Adjacent to the berth headboard is entry to the ensuite head. It’s an 11” (27.94 cm) step down and the electric flush toilet is on a platform. Countertops are stone and there’s a spacious separate shower. A door behind the head leads to what would be crew quarters and a second one opens to the engine room. In the companion way, we found the Miele washer and dryer hidden from view, behind a door. When we exit the master quarters, through the main companionway, there are storage drawers and a wine chiller.
Guest Cabins. Our test boat had the four-cabin layout with two guest cabins separating the master from the VIP quarters in the bow. The cabin to port has longitudinally positioned separate berths that can slide together plus a hullside window and a hanging locker.
Just ahead to port is entry to what will also be used as the day head. Directly across the companionway is another cabin with over-under berths arranged in an L-configuration plus a hanging locker.
The VIP. In the Belize 66 Daybridge’s bow, the VIP cabin has 6’8” (2.03 m) of headroom and an island berth that measures 75” long by 61” wide (190.5 cm x 154.94 cm) and is 31” (78.74 cm) off the sole. Hullside windows on both sides let in natural light and there’s a TV on the aft bulkhead.
Storage is offered in dual hanging lockers and four drawers in the base of the berth. The ensuite head is nearly identical to the facilities provided in the master with a separate shower, vessel sink on a stone counter and heated towel rack.
The Engine Room. Four hatches in the cockpit deck plus another belowdecks provide access to the 66 Daybridge’s engine compartment, including two rear hatches directly above the IPS drives. The IPS1350s link to the pods with jackshafts between the drives is the Seakeeper 16 gyroscopic stabilizer.
Just ahead is the 29 kW generator. Battery boxes and air conditioning are aft with the water recovery system. On the forward bulkhead, the 240-volt AC and 24-volt DC panels are in clear view. Water-separating fuel filters are also easily accessed for routine maintenance.
Base Retail Price
When our test captain was walking down the docks the day before our test of the Belize 66 Daybridge, he saw the boat pulling into the marina and he was awestruck by its appearance. He just stood there and watched, which says a great deal.
Parent company Riviera Yachts says the Belize 66 Daybridge is a downeast boat with contemporary styling. That sounds good to us. An owner who buys this boat will have to wait about a year after placing an order, but once it arrives, it will turn heads.
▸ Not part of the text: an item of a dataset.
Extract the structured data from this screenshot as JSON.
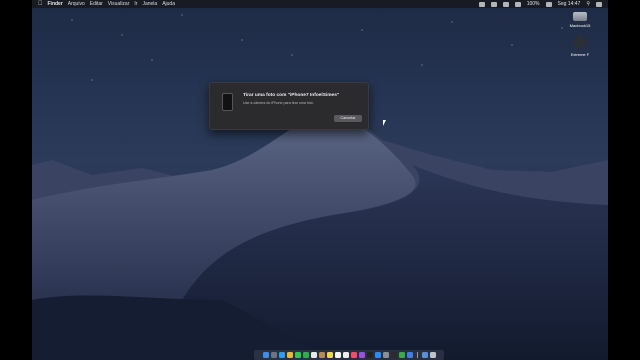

As if the looks aren’t enough, the performance is going to turn heads. The combination of agility, acceleration, and flat out speed will ensure that an owner won’t want to just hang out in the slip on this boat.